**** Exercise inputs
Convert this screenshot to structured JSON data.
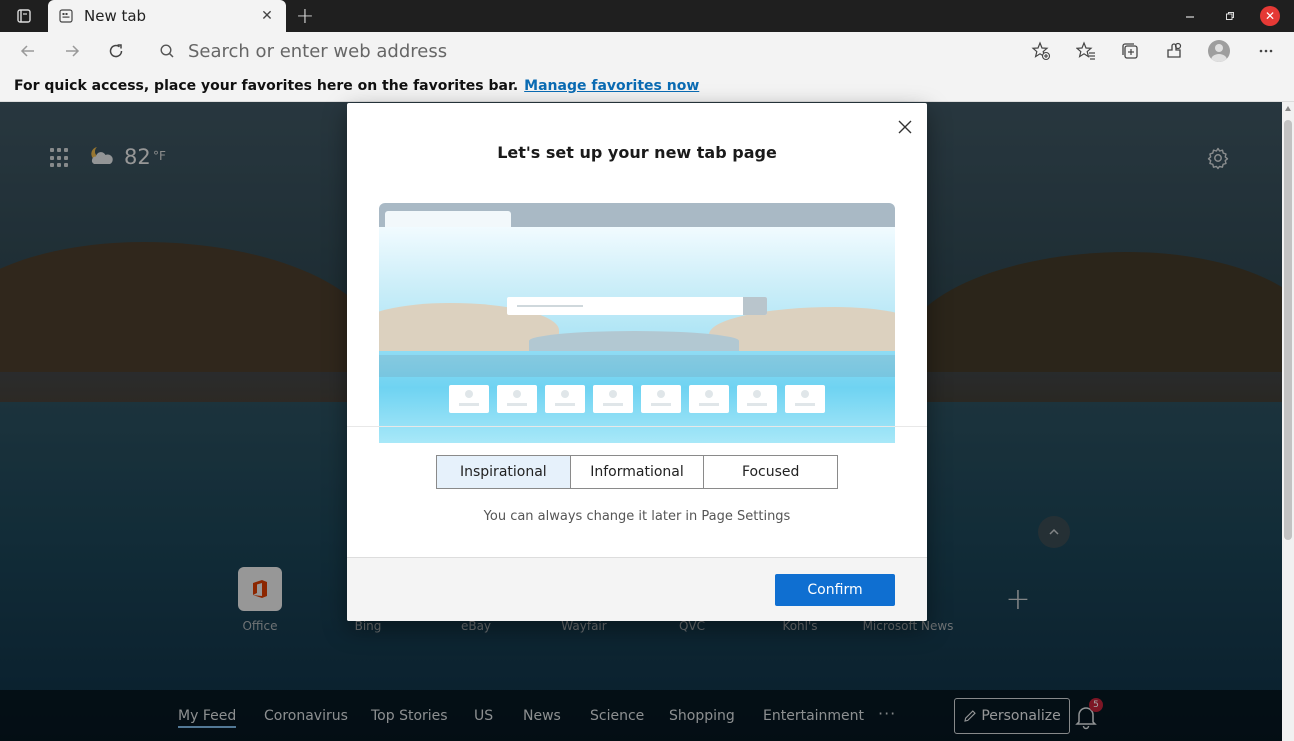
{
  "tab": {
    "title": "New tab"
  },
  "toolbar": {
    "address_placeholder": "Search or enter web address"
  },
  "favbar": {
    "text": "For quick access, place your favorites here on the favorites bar.",
    "link": "Manage favorites now"
  },
  "weather": {
    "temp": "82",
    "unit": "°F"
  },
  "quicklinks": [
    {
      "label": "Office"
    },
    {
      "label": "Bing"
    },
    {
      "label": "eBay"
    },
    {
      "label": "Wayfair"
    },
    {
      "label": "QVC"
    },
    {
      "label": "Kohl's"
    },
    {
      "label": "Microsoft News"
    }
  ],
  "feed": {
    "tabs": [
      "My Feed",
      "Coronavirus",
      "Top Stories",
      "US",
      "News",
      "Science",
      "Shopping",
      "Entertainment"
    ],
    "more": "···",
    "personalize_label": "Personalize",
    "notification_count": "5"
  },
  "modal": {
    "title": "Let's set up your new tab page",
    "options": [
      "Inspirational",
      "Informational",
      "Focused"
    ],
    "selected_option": "Inspirational",
    "hint": "You can always change it later in Page Settings",
    "confirm_label": "Confirm"
  },
  "colors": {
    "accent": "#0f6fd1",
    "link": "#0a6bb3",
    "close_button": "#e53935",
    "badge": "#c0223a"
  }
}
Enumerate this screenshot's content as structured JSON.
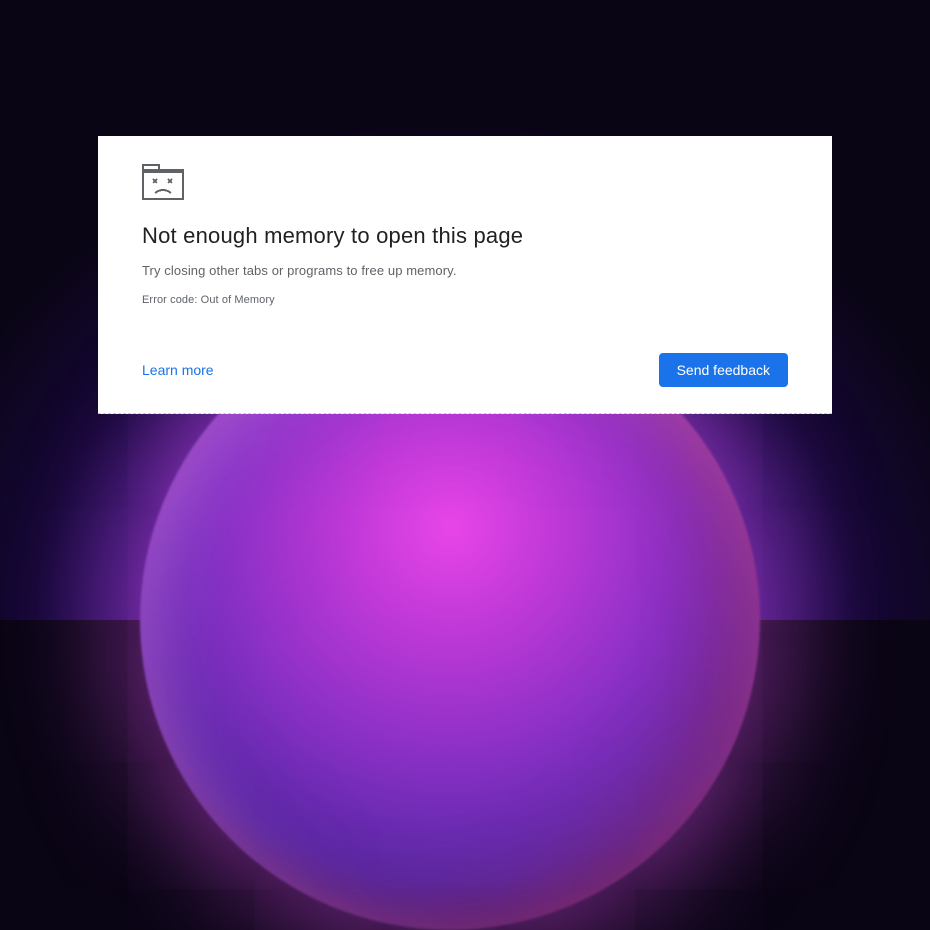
{
  "error": {
    "title": "Not enough memory to open this page",
    "subtitle": "Try closing other tabs or programs to free up memory.",
    "code": "Error code: Out of Memory",
    "learn_more_label": "Learn more",
    "send_feedback_label": "Send feedback"
  },
  "colors": {
    "primary": "#1a73e8",
    "text": "#202124",
    "muted": "#5f6368"
  }
}
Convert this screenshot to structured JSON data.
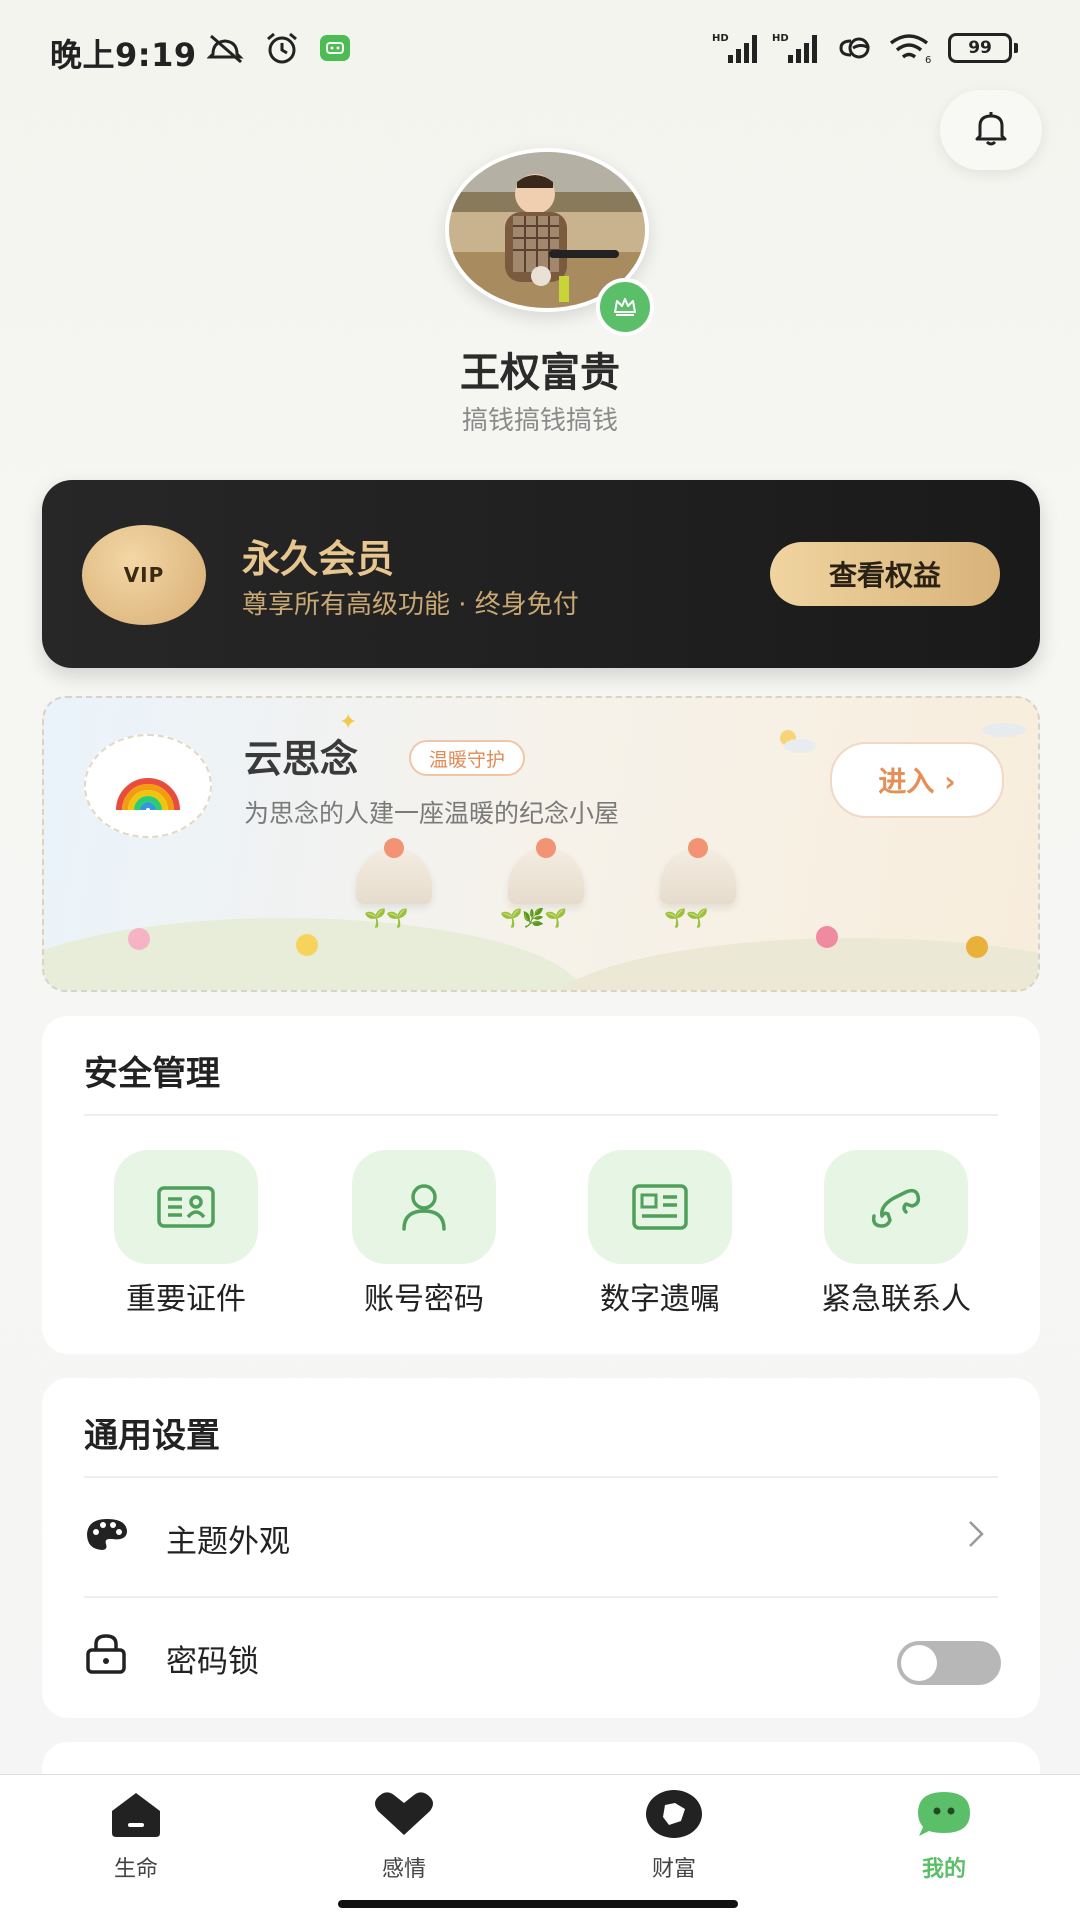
{
  "status_bar": {
    "time": "晚上9:19",
    "battery": "99",
    "network_1": "HD",
    "network_2": "HD"
  },
  "profile": {
    "name": "王权富贵",
    "motto": "搞钱搞钱搞钱"
  },
  "vip": {
    "badge": "VIP",
    "title": "永久会员",
    "subtitle": "尊享所有高级功能 · 终身免付",
    "button": "查看权益"
  },
  "memorial": {
    "title": "云思念",
    "tag": "温暖守护",
    "subtitle": "为思念的人建一座温暖的纪念小屋",
    "button": "进入 ›"
  },
  "security": {
    "title": "安全管理",
    "items": [
      {
        "label": "重要证件",
        "icon": "id-card-icon"
      },
      {
        "label": "账号密码",
        "icon": "user-icon"
      },
      {
        "label": "数字遗嘱",
        "icon": "document-icon"
      },
      {
        "label": "紧急联系人",
        "icon": "phone-icon"
      }
    ]
  },
  "general": {
    "title": "通用设置",
    "rows": [
      {
        "label": "主题外观",
        "icon": "palette-icon",
        "control": "chevron"
      },
      {
        "label": "密码锁",
        "icon": "lock-icon",
        "control": "toggle",
        "toggle_on": false
      }
    ]
  },
  "nav": {
    "items": [
      {
        "label": "生命",
        "icon": "home-icon",
        "active": false
      },
      {
        "label": "感情",
        "icon": "heart-icon",
        "active": false
      },
      {
        "label": "财富",
        "icon": "wealth-icon",
        "active": false
      },
      {
        "label": "我的",
        "icon": "me-icon",
        "active": true
      }
    ]
  },
  "colors": {
    "accent_green": "#5bbf6a",
    "vip_gold": "#e8c68f",
    "memorial_orange": "#e58e56"
  }
}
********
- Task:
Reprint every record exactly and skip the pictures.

- Reply:
Convert this screenshot to structured JSON data.
{
  "tab": {
    "title": "New tab"
  },
  "toolbar": {
    "address_placeholder": "Search or enter web address"
  },
  "favbar": {
    "text": "For quick access, place your favorites here on the favorites bar.",
    "link": "Manage favorites now"
  },
  "weather": {
    "temp": "82",
    "unit": "°F"
  },
  "quicklinks": [
    {
      "label": "Office"
    },
    {
      "label": "Bing"
    },
    {
      "label": "eBay"
    },
    {
      "label": "Wayfair"
    },
    {
      "label": "QVC"
    },
    {
      "label": "Kohl's"
    },
    {
      "label": "Microsoft News"
    }
  ],
  "feed": {
    "tabs": [
      "My Feed",
      "Coronavirus",
      "Top Stories",
      "US",
      "News",
      "Science",
      "Shopping",
      "Entertainment"
    ],
    "more": "···",
    "personalize_label": "Personalize",
    "notification_count": "5"
  },
  "modal": {
    "title": "Let's set up your new tab page",
    "options": [
      "Inspirational",
      "Informational",
      "Focused"
    ],
    "selected_option": "Inspirational",
    "hint": "You can always change it later in Page Settings",
    "confirm_label": "Confirm"
  },
  "colors": {
    "accent": "#0f6fd1",
    "link": "#0a6bb3",
    "close_button": "#e53935",
    "badge": "#c0223a"
  }
}
Enumerate this screenshot's content as structured JSON.
{
  "error": {
    "title": "Not enough memory to open this page",
    "subtitle": "Try closing other tabs or programs to free up memory.",
    "code": "Error code: Out of Memory",
    "learn_more_label": "Learn more",
    "send_feedback_label": "Send feedback"
  },
  "colors": {
    "primary": "#1a73e8",
    "text": "#202124",
    "muted": "#5f6368"
  }
}
Convert this screenshot to structured JSON data.
{
  "status_bar": {
    "time": "晚上9:19",
    "battery": "99",
    "network_1": "HD",
    "network_2": "HD"
  },
  "profile": {
    "name": "王权富贵",
    "motto": "搞钱搞钱搞钱"
  },
  "vip": {
    "badge": "VIP",
    "title": "永久会员",
    "subtitle": "尊享所有高级功能 · 终身免付",
    "button": "查看权益"
  },
  "memorial": {
    "title": "云思念",
    "tag": "温暖守护",
    "subtitle": "为思念的人建一座温暖的纪念小屋",
    "button": "进入 ›"
  },
  "security": {
    "title": "安全管理",
    "items": [
      {
        "label": "重要证件",
        "icon": "id-card-icon"
      },
      {
        "label": "账号密码",
        "icon": "user-icon"
      },
      {
        "label": "数字遗嘱",
        "icon": "document-icon"
      },
      {
        "label": "紧急联系人",
        "icon": "phone-icon"
      }
    ]
  },
  "general": {
    "title": "通用设置",
    "rows": [
      {
        "label": "主题外观",
        "icon": "palette-icon",
        "control": "chevron"
      },
      {
        "label": "密码锁",
        "icon": "lock-icon",
        "control": "toggle",
        "toggle_on": false
      }
    ]
  },
  "nav": {
    "items": [
      {
        "label": "生命",
        "icon": "home-icon",
        "active": false
      },
      {
        "label": "感情",
        "icon": "heart-icon",
        "active": false
      },
      {
        "label": "财富",
        "icon": "wealth-icon",
        "active": false
      },
      {
        "label": "我的",
        "icon": "me-icon",
        "active": true
      }
    ]
  },
  "colors": {
    "accent_green": "#5bbf6a",
    "vip_gold": "#e8c68f",
    "memorial_orange": "#e58e56"
  }
}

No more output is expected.